Please write out every line of the material, leaving out any picture.

_Data section_

- - -

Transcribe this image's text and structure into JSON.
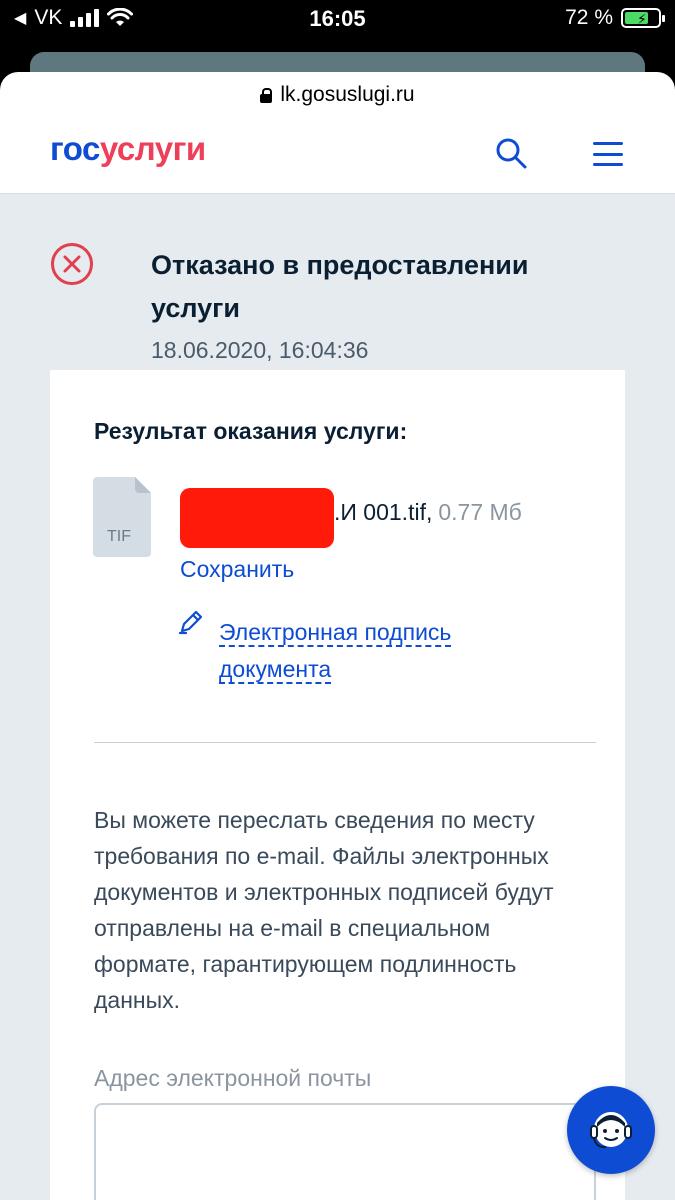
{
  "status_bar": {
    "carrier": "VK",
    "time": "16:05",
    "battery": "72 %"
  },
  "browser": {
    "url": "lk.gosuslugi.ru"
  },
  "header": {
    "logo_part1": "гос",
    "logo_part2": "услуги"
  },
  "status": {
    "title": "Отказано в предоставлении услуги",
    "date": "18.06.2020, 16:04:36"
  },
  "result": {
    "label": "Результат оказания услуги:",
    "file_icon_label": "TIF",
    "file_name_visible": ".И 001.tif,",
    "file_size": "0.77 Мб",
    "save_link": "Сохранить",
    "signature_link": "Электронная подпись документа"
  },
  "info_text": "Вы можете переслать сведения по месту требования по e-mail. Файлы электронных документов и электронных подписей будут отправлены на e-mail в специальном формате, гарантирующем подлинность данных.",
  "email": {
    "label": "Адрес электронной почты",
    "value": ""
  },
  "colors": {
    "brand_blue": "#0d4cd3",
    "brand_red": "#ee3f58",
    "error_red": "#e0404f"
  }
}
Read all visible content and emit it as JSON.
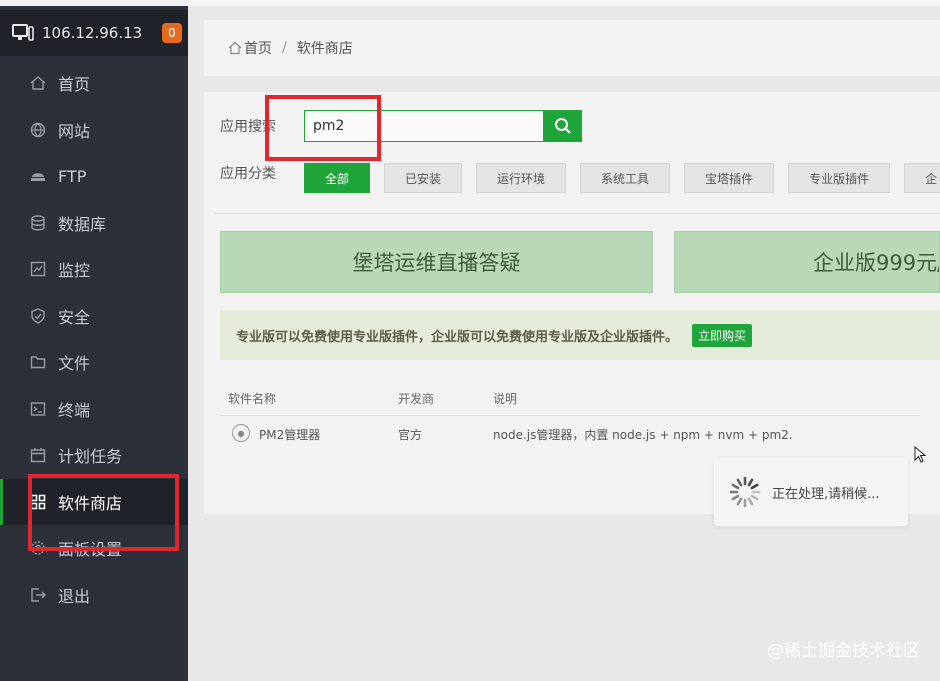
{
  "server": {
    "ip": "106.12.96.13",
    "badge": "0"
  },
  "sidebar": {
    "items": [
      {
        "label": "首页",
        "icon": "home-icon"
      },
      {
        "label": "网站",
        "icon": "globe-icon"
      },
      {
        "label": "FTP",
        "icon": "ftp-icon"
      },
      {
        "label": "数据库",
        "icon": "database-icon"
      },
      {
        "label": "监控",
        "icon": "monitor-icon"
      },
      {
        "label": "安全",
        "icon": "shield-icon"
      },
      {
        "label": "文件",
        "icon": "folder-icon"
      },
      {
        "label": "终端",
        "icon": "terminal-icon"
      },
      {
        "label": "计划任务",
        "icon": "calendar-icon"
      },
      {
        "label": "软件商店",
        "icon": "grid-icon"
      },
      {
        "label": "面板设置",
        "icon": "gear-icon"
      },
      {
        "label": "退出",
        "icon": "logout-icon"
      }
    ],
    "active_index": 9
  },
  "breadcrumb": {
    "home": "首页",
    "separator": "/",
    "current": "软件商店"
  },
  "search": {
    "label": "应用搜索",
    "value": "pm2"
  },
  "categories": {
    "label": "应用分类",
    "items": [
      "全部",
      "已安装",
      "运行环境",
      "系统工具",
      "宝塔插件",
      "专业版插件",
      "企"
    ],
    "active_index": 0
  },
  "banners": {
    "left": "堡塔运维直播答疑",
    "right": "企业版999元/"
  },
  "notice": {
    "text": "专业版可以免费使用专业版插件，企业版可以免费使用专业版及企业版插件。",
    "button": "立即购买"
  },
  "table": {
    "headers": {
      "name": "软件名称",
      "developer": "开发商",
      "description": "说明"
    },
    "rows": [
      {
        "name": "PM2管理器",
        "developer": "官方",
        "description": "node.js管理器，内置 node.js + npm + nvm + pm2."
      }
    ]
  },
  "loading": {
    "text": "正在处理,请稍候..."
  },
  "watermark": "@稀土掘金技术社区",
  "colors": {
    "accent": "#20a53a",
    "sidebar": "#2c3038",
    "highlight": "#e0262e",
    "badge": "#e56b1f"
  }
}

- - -

_Reply to the task_
Transcribe this image's text and structure into JSON.
{
  "status_bar": {
    "carrier": "VK",
    "time": "16:05",
    "battery": "72 %"
  },
  "browser": {
    "url": "lk.gosuslugi.ru"
  },
  "header": {
    "logo_part1": "гос",
    "logo_part2": "услуги"
  },
  "status": {
    "title": "Отказано в предоставлении услуги",
    "date": "18.06.2020, 16:04:36"
  },
  "result": {
    "label": "Результат оказания услуги:",
    "file_icon_label": "TIF",
    "file_name_visible": ".И 001.tif,",
    "file_size": "0.77 Мб",
    "save_link": "Сохранить",
    "signature_link": "Электронная подпись документа"
  },
  "info_text": "Вы можете переслать сведения по месту требования по e-mail. Файлы электронных документов и электронных подписей будут отправлены на e-mail в специальном формате, гарантирующем подлинность данных.",
  "email": {
    "label": "Адрес электронной почты",
    "value": ""
  },
  "colors": {
    "brand_blue": "#0d4cd3",
    "brand_red": "#ee3f58",
    "error_red": "#e0404f"
  }
}
Read all visible content and emit it as JSON.
{
  "server": {
    "ip": "106.12.96.13",
    "badge": "0"
  },
  "sidebar": {
    "items": [
      {
        "label": "首页",
        "icon": "home-icon"
      },
      {
        "label": "网站",
        "icon": "globe-icon"
      },
      {
        "label": "FTP",
        "icon": "ftp-icon"
      },
      {
        "label": "数据库",
        "icon": "database-icon"
      },
      {
        "label": "监控",
        "icon": "monitor-icon"
      },
      {
        "label": "安全",
        "icon": "shield-icon"
      },
      {
        "label": "文件",
        "icon": "folder-icon"
      },
      {
        "label": "终端",
        "icon": "terminal-icon"
      },
      {
        "label": "计划任务",
        "icon": "calendar-icon"
      },
      {
        "label": "软件商店",
        "icon": "grid-icon"
      },
      {
        "label": "面板设置",
        "icon": "gear-icon"
      },
      {
        "label": "退出",
        "icon": "logout-icon"
      }
    ],
    "active_index": 9
  },
  "breadcrumb": {
    "home": "首页",
    "separator": "/",
    "current": "软件商店"
  },
  "search": {
    "label": "应用搜索",
    "value": "pm2"
  },
  "categories": {
    "label": "应用分类",
    "items": [
      "全部",
      "已安装",
      "运行环境",
      "系统工具",
      "宝塔插件",
      "专业版插件",
      "企"
    ],
    "active_index": 0
  },
  "banners": {
    "left": "堡塔运维直播答疑",
    "right": "企业版999元/"
  },
  "notice": {
    "text": "专业版可以免费使用专业版插件，企业版可以免费使用专业版及企业版插件。",
    "button": "立即购买"
  },
  "table": {
    "headers": {
      "name": "软件名称",
      "developer": "开发商",
      "description": "说明"
    },
    "rows": [
      {
        "name": "PM2管理器",
        "developer": "官方",
        "description": "node.js管理器，内置 node.js + npm + nvm + pm2."
      }
    ]
  },
  "loading": {
    "text": "正在处理,请稍候..."
  },
  "watermark": "@稀土掘金技术社区",
  "colors": {
    "accent": "#20a53a",
    "sidebar": "#2c3038",
    "highlight": "#e0262e",
    "badge": "#e56b1f"
  }
}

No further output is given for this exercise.